= Exercise aim =
Only lines containing the string "country" belong in the answer; find them in the records and copy them.

··· Entries shown

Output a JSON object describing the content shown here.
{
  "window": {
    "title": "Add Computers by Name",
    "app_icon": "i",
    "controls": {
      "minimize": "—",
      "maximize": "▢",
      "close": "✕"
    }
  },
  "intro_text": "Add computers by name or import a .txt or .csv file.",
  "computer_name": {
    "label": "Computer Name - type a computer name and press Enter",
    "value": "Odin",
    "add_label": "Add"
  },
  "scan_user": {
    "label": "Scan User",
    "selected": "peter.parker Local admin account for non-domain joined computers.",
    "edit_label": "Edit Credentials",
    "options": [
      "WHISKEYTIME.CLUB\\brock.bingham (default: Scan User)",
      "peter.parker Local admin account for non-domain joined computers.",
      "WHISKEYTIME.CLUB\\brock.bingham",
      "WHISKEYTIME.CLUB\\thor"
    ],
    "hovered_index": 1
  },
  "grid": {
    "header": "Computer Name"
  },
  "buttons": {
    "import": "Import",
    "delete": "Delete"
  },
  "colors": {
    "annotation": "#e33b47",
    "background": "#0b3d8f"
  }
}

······
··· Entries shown

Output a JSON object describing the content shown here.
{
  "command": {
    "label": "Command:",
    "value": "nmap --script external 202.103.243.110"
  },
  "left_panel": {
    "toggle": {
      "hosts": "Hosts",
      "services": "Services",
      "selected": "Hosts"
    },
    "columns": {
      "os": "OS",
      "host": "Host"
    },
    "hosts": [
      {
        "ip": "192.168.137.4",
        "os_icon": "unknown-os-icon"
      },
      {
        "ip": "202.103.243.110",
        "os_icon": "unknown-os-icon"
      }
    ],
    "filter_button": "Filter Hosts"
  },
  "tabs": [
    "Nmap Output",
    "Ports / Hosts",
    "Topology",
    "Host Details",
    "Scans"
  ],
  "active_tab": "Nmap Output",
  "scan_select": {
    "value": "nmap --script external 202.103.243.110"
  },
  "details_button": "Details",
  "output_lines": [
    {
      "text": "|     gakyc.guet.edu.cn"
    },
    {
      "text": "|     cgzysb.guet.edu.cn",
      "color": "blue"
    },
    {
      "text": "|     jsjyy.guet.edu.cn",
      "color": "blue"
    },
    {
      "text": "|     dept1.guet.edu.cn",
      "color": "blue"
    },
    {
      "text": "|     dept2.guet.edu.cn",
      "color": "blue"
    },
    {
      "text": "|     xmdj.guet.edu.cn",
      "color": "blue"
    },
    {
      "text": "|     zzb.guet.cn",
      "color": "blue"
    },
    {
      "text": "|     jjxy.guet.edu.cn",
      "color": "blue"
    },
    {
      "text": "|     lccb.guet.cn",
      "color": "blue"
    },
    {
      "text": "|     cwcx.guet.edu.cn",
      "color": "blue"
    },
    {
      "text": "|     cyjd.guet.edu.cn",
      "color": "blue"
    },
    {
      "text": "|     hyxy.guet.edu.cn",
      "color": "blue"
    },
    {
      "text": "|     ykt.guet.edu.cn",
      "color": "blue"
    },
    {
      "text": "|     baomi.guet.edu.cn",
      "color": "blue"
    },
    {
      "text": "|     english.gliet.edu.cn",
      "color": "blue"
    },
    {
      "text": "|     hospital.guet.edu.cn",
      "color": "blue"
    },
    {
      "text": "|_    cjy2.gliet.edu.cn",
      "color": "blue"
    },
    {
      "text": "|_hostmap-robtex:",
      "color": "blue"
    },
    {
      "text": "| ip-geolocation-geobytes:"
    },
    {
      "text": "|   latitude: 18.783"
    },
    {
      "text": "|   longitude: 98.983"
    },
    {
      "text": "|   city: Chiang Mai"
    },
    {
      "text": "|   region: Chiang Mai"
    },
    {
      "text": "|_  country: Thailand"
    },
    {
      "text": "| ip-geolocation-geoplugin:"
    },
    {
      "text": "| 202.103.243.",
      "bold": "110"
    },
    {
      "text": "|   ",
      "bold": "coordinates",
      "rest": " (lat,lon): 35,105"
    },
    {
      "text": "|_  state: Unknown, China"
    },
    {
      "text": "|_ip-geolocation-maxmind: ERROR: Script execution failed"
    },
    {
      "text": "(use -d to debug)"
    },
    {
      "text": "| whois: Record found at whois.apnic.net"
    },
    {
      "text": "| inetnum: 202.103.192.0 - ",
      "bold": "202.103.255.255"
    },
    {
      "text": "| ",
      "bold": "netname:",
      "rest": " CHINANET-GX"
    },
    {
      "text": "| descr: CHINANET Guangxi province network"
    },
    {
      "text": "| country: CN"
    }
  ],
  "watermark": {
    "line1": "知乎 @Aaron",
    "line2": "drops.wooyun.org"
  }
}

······

= Solution to this exercise =
      "text": "|_  country: Thailand"
      "text": "| country: CN"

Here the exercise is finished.